In order for an inter vivos gift to be complete, there must be a clear manifestation of the giver's intent to release to the donee the object of the gift, and actual delivery and acceptance by the donee.An inter vivos gift is distinguishable from a gift causa mortis, which is made in expectation of impending death.
(in-tur-veye-vohs) adj. Latin for "among the living," usually referring to the transfer of property by agreement between living persons and not by a gift through a will. It can also refer to a trust (inter vivos trust) which commences during the lifetime of the person (trustor or settlor) creating the trust as distinguished from a trust created by a will (testamentary trust) which comes into existence upon the death of the writer of the will. (See: inter vivos trust)
INTER VIVOS. Between living persons; as, a gift inter vivos, which is a gift made by one living person to another; see Gifts inter vivos.

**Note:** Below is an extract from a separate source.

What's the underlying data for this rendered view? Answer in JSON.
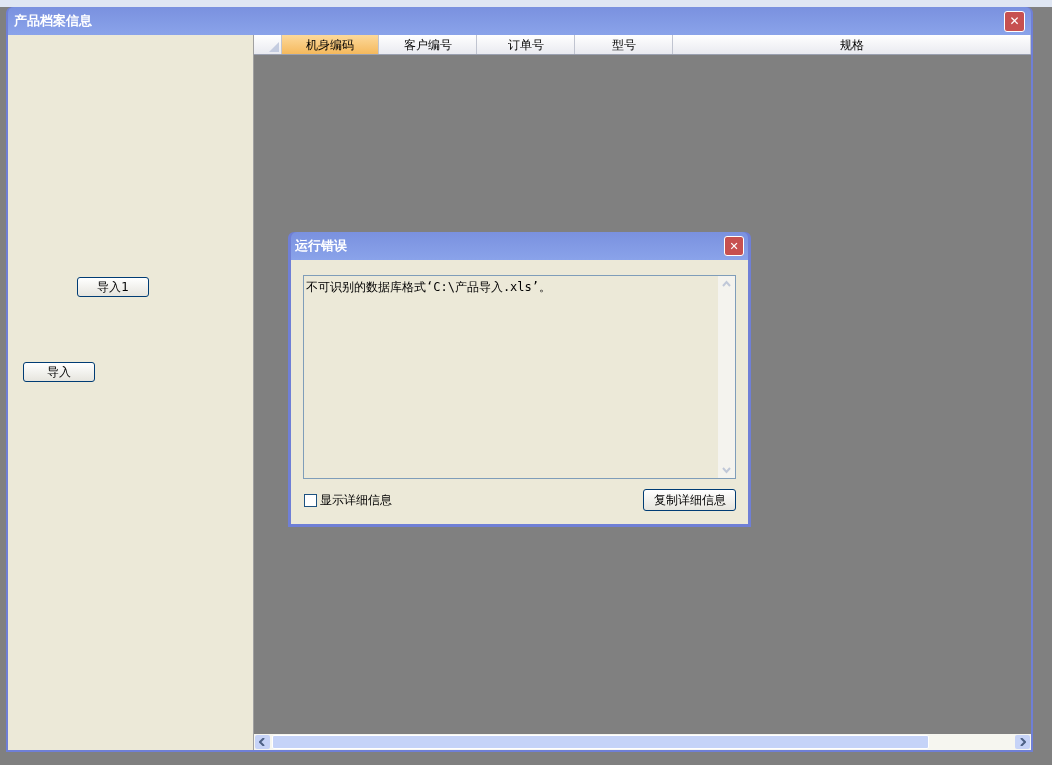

It is a rule that a fee cannot pass by grant or transfer, inter vivos, without appropriate words of inheritance. 2 Prest. on Est. 64.